The threatened and critically endangered dwarf spider-orchid has been successfully grown to flowering stage.
Eight years ago two dwarf spider-orchid plants, thought to be extinct, were discovered near Geelong, 83 years after they had previously been seen.
Since then staff and volunteers from the Department of Environment, Land, Water and Planning (DELWP) and the Royal Botanic Gardens Victoria (RBGV) have worked to secure an off-site conservation population of the dwarf spider-orchid (Caladenia pumila). DELWP Regional Manager Environment and Natural Resources, Geoff Miller says:
“RBGV and DELWP have been working together to propagate the orchid from the tiniest of seeds collected from these two wild plants. With expert support from RBGV and its volunteers, the species appears to be on the return, with plants successfully grown and the emergence of the very first flower bud.”
According to Australasian Native Orchid Society member, Neil Anderton, they have faced many challenges including “inbred seeds as small as a dust particle, discovering the right conditions for germination to occur and then, being able to successfully transfer such a delicate seedling into a pot to grow.”

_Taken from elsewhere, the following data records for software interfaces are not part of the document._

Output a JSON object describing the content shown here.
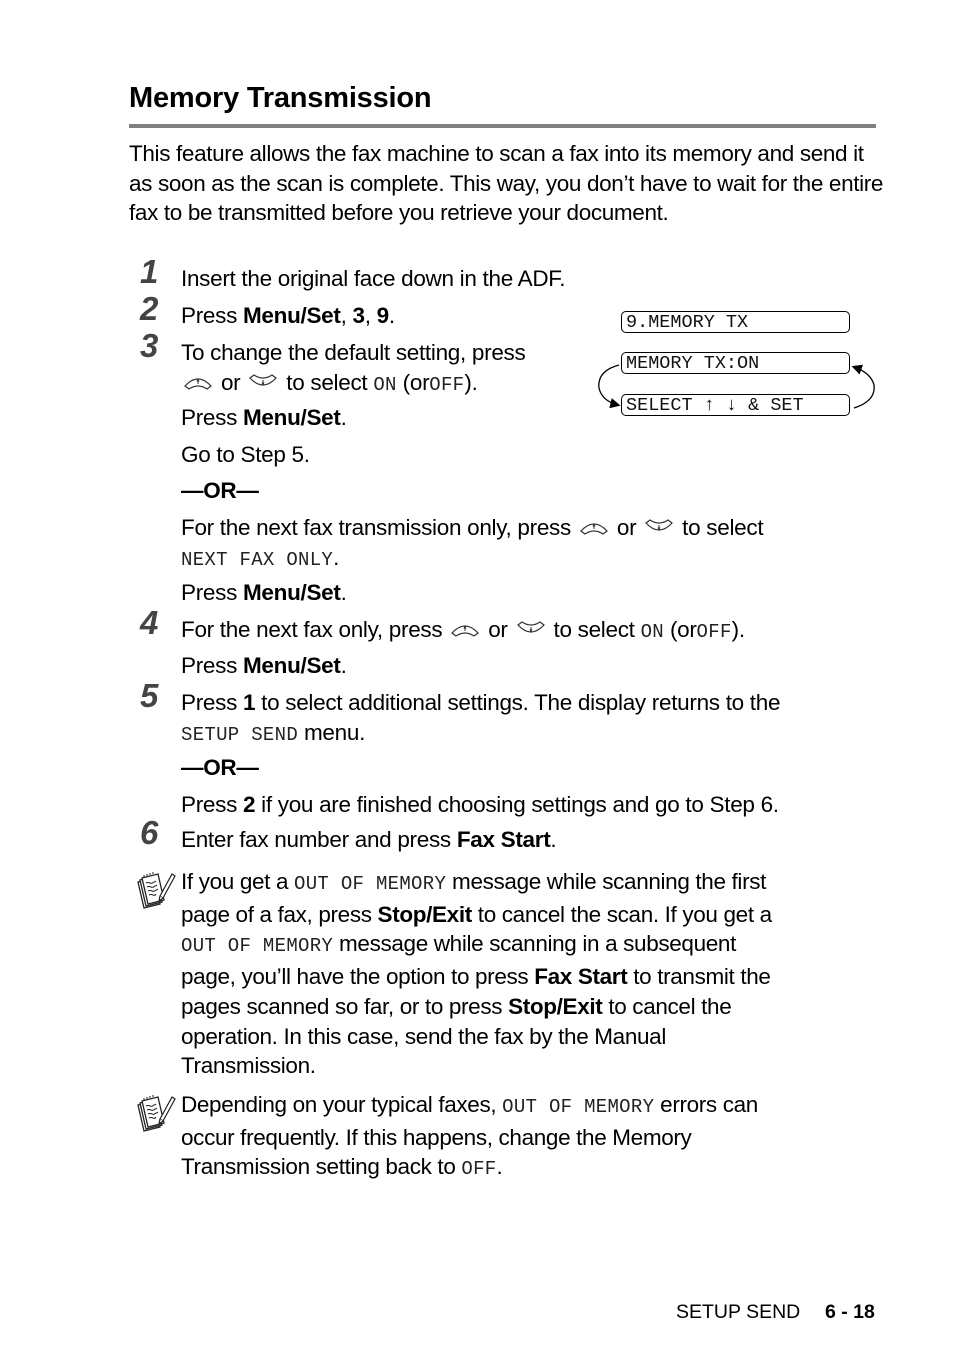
{
  "page_title": "Memory Transmission",
  "intro": "This feature allows the fax machine to scan a fax into its memory and send it as soon as the scan is complete. This way, you don’t have to wait for the entire fax to be transmitted before you retrieve your document.",
  "steps": {
    "s1": {
      "num": "1",
      "text": "Insert the original face down in the ADF."
    },
    "s2": {
      "num": "2",
      "pre": "Press ",
      "b1": "Menu/Set",
      "sep1": ", ",
      "b2": "3",
      "sep2": ", ",
      "b3": "9",
      "post": "."
    },
    "s3": {
      "num": "3",
      "line1": "To change the default setting, press",
      "or": "or",
      "to_select": "to select",
      "on": "ON",
      "paren_or": "(or",
      "off": "OFF",
      "close": ").",
      "press": "Press ",
      "menuset": "Menu/Set",
      "dot": ".",
      "goto": "Go to Step 5.",
      "or_sep": "—OR—",
      "alt_line1_pre": "For the next fax transmission only, press",
      "alt_line1_post": "to select",
      "alt_value": "NEXT FAX ONLY",
      "alt_value_dot": "."
    },
    "s4": {
      "num": "4",
      "pre": "For the next fax only, press",
      "or": "or",
      "to_select": "to select",
      "on": "ON",
      "paren_or": "(or",
      "off": "OFF",
      "close": ")."
    },
    "s5": {
      "num": "5",
      "pre": "Press ",
      "b1": "1",
      "post": " to select additional settings. The display returns to the",
      "menu_value": "SETUP SEND",
      "menu_post": " menu.",
      "or_sep": "—OR—",
      "alt_pre": "Press ",
      "alt_b": "2",
      "alt_post": " if you are finished choosing settings and go to Step 6."
    },
    "s6": {
      "num": "6",
      "pre": "Enter fax number and press ",
      "b1": "Fax Start",
      "post": "."
    }
  },
  "lcd": {
    "line1": "9.MEMORY TX",
    "line2": "MEMORY TX:ON",
    "line3": "SELECT ↑ ↓ & SET"
  },
  "notes": {
    "n1": {
      "a": "If you get a ",
      "m1": "OUT OF MEMORY",
      "b": " message while scanning the first",
      "c": "page of a fax, press ",
      "k1": "Stop/Exit",
      "d": " to cancel the scan. If you get a",
      "m2": "OUT OF MEMORY",
      "e": " message while scanning in a subsequent",
      "f": "page, you’ll have the option to press ",
      "k2": "Fax Start",
      "g": " to transmit the",
      "h": "pages scanned so far, or to press ",
      "k3": "Stop/Exit",
      "i": " to cancel the",
      "j": "operation. In this case, send the fax by the Manual",
      "k": "Transmission."
    },
    "n2": {
      "a": "Depending on your typical faxes, ",
      "m1": "OUT OF MEMORY",
      "b": " errors can",
      "c": "occur frequently. If this happens, change the Memory",
      "d": "Transmission setting back to ",
      "m2": "OFF",
      "e": "."
    }
  },
  "footer": {
    "section": "SETUP SEND",
    "page": "6 - 18"
  },
  "icons": {
    "up": "up-arrow-key-icon",
    "down": "down-arrow-key-icon",
    "note": "note-pad-pencil-icon"
  },
  "colors": {
    "rule": "#808080",
    "step_number": "#444444"
  }
}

“The journey to recover this orchid to the point where it is self-sustainable has only just begun and may take up to ten years,” says RBGV Horticulturalist (Nursery), Chris Jenek. “The lack of genetic diversity could prove detrimental to the population, limiting its ability to adapt to changing environmental conditions; merely having a large population does not negate the need for genetic diversity to ensure its survival.”

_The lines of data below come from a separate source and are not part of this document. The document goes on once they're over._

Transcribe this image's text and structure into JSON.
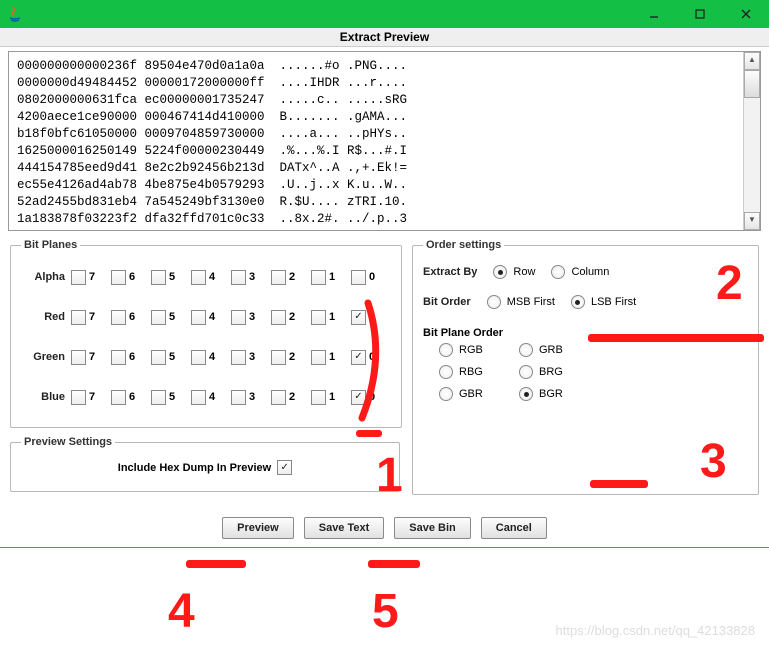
{
  "window": {
    "title": "Extract Preview"
  },
  "preview_text": "000000000000236f 89504e470d0a1a0a  ......#o .PNG....\n0000000d49484452 00000172000000ff  ....IHDR ...r....\n0802000000631fca ec00000001735247  .....c.. .....sRG\n4200aece1ce90000 000467414d410000  B....... .gAMA...\nb18f0bfc61050000 0009704859730000  ....a... ..pHYs..\n1625000016250149 5224f00000230449  .%...%.I R$...#.I\n444154785eed9d41 8e2c2b92456b213d  DATx^..A .,+.Ek!=\nec55e4126ad4ab78 4be875e4b0579293  .U..j..x K.u..W..\n52ad2455bd831eb4 7a545249bf3130e0  R.$U.... zTRI.10.\n1a183878f03223f2 dfa32ffd701c0c33  ..8x.2#. ../.p..3",
  "bit_planes": {
    "legend": "Bit Planes",
    "rows": [
      {
        "label": "Alpha",
        "checked": []
      },
      {
        "label": "Red",
        "checked": [
          0
        ]
      },
      {
        "label": "Green",
        "checked": [
          0
        ]
      },
      {
        "label": "Blue",
        "checked": [
          0
        ]
      }
    ],
    "bits": [
      "7",
      "6",
      "5",
      "4",
      "3",
      "2",
      "1",
      "0"
    ]
  },
  "preview_settings": {
    "legend": "Preview Settings",
    "include_hex_label": "Include Hex Dump In Preview",
    "include_hex_checked": true
  },
  "order_settings": {
    "legend": "Order settings",
    "extract_by_label": "Extract By",
    "extract_by_row": "Row",
    "extract_by_column": "Column",
    "extract_by_value": "Row",
    "bit_order_label": "Bit Order",
    "bit_order_msb": "MSB First",
    "bit_order_lsb": "LSB First",
    "bit_order_value": "LSB First",
    "bit_plane_order_label": "Bit Plane Order",
    "bpo_options": [
      "RGB",
      "GRB",
      "RBG",
      "BRG",
      "GBR",
      "BGR"
    ],
    "bpo_value": "BGR"
  },
  "buttons": {
    "preview": "Preview",
    "save_text": "Save Text",
    "save_bin": "Save Bin",
    "cancel": "Cancel"
  },
  "watermark": "https://blog.csdn.net/qq_42133828",
  "annotations": {
    "n1": "1",
    "n2": "2",
    "n3": "3",
    "n4": "4",
    "n5": "5"
  }
}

The dwarf spider-orchid is listed as ‘Threatened’ under the Flora and Fauna Guarantee (FFG) Act and is listed as ‘Critically Endangered’ under the Commonwealth Government’s Environment Protection and Biodiversity Conservation (EPBC) Act.

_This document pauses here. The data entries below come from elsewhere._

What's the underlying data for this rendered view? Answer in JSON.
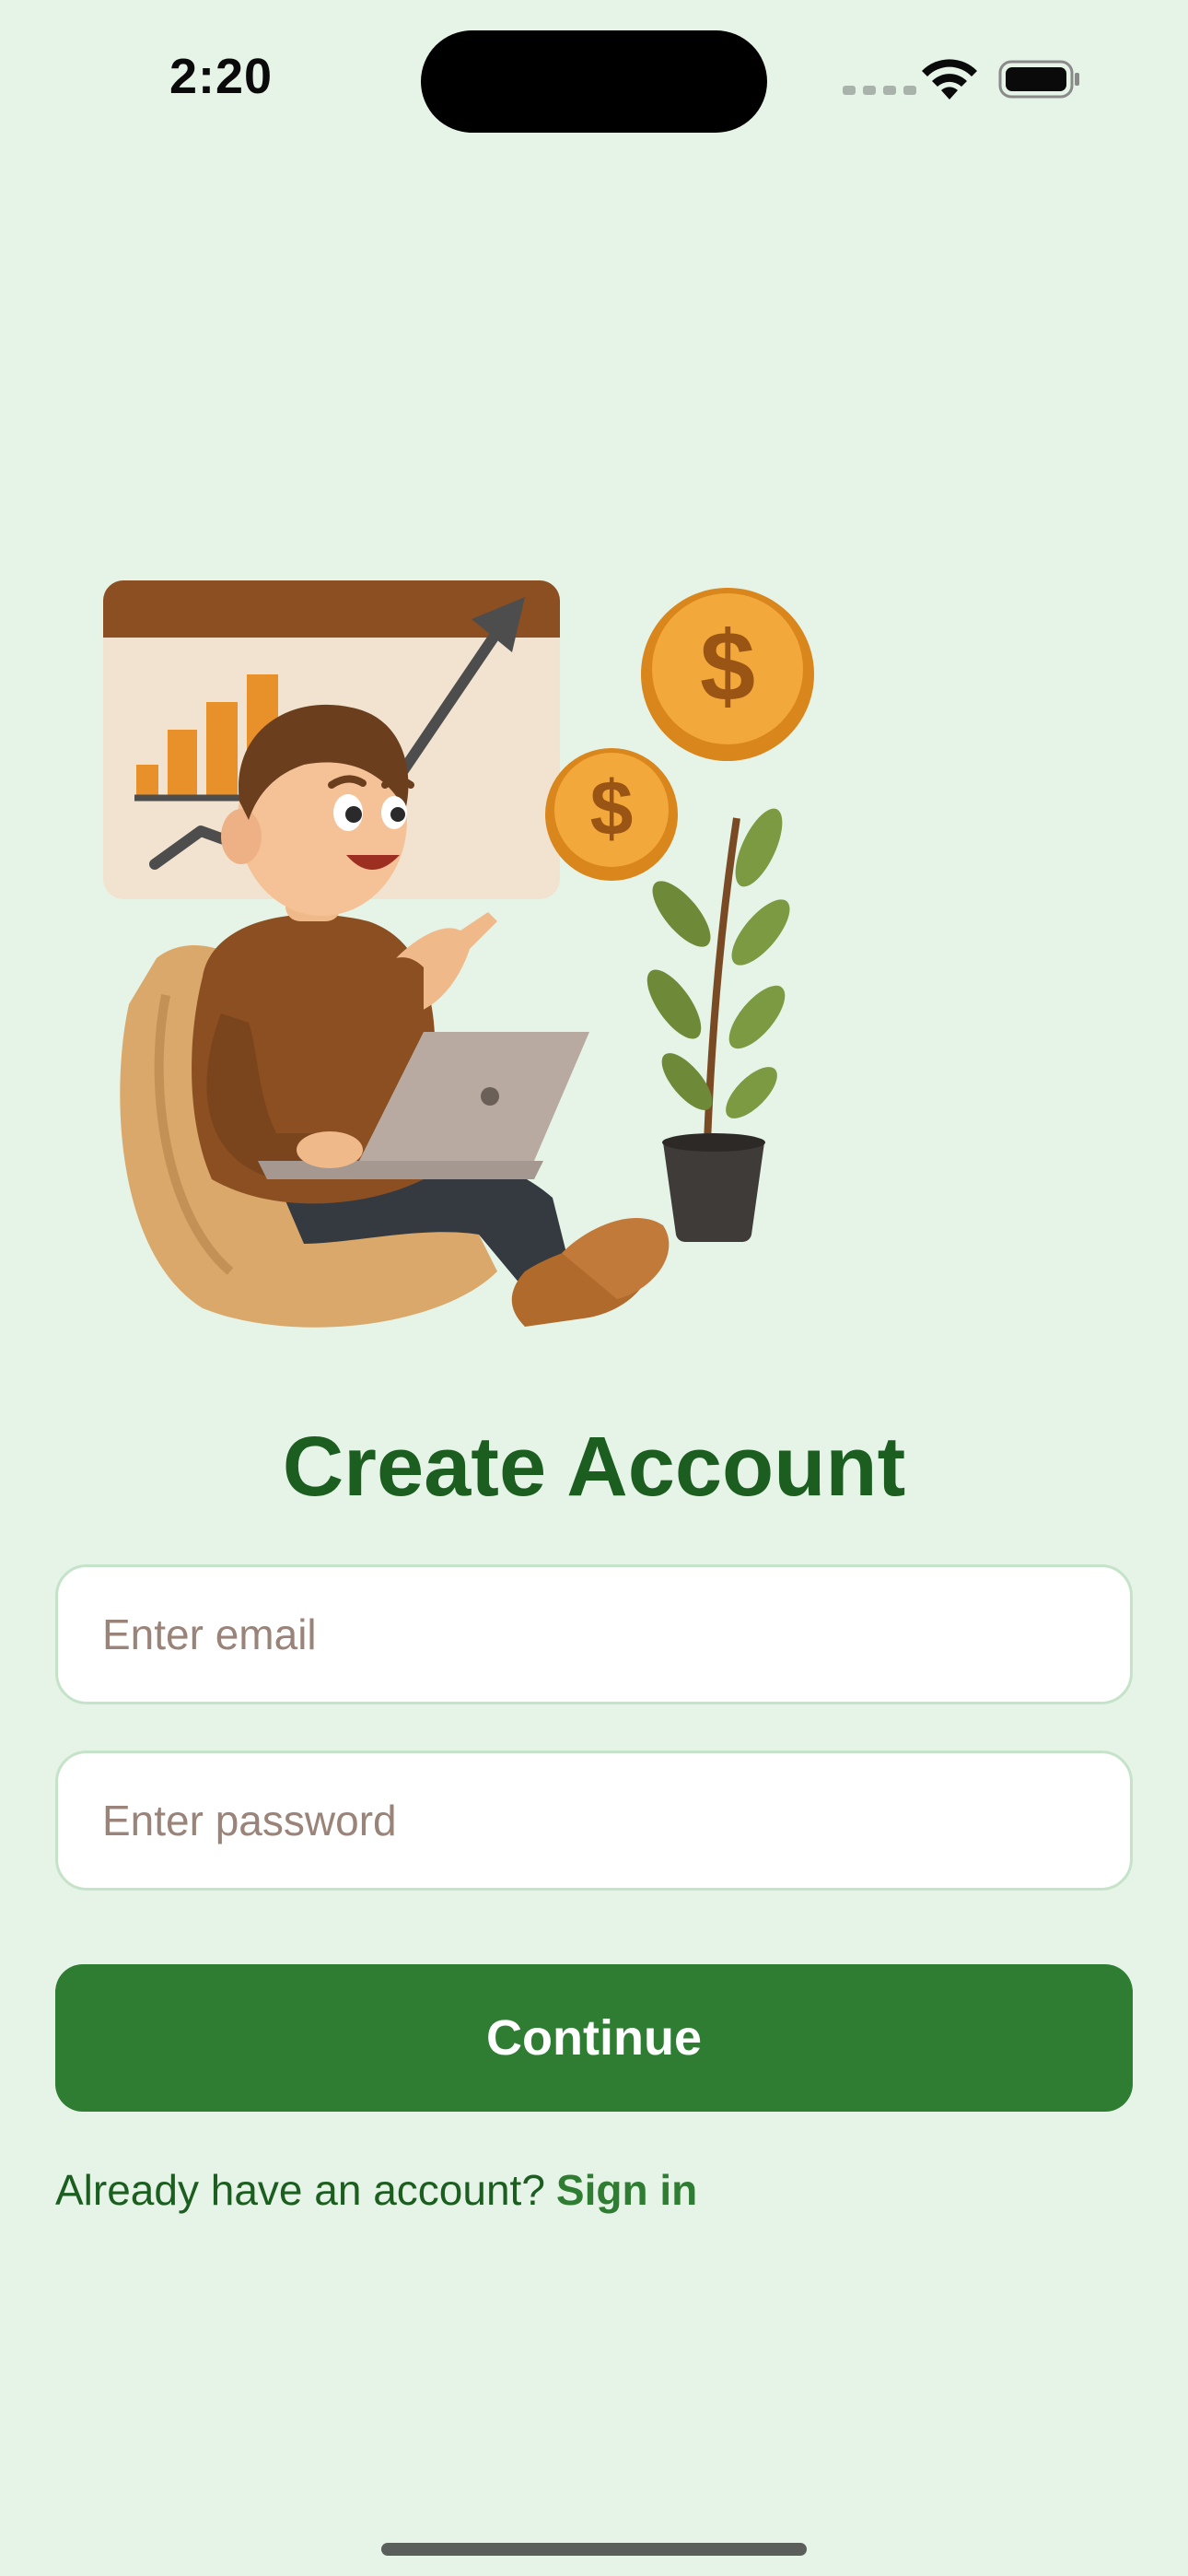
{
  "status_bar": {
    "time": "2:20"
  },
  "colors": {
    "background": "#e6f4e8",
    "primary": "#2e7d32",
    "title": "#1b5e20",
    "placeholder": "#9a8378"
  },
  "illustration": {
    "icon": "man-on-beanbag-with-laptop-growth-chart-coins-plant",
    "coin_symbol": "$"
  },
  "form": {
    "title": "Create Account",
    "email_placeholder": "Enter email",
    "password_placeholder": "Enter password",
    "continue_label": "Continue"
  },
  "footer": {
    "prompt": "Already have an account?",
    "signin_label": "Sign in"
  }
}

This project is supported by Corangamite CMA through funding from the Australian Government’s National Landcare Programme.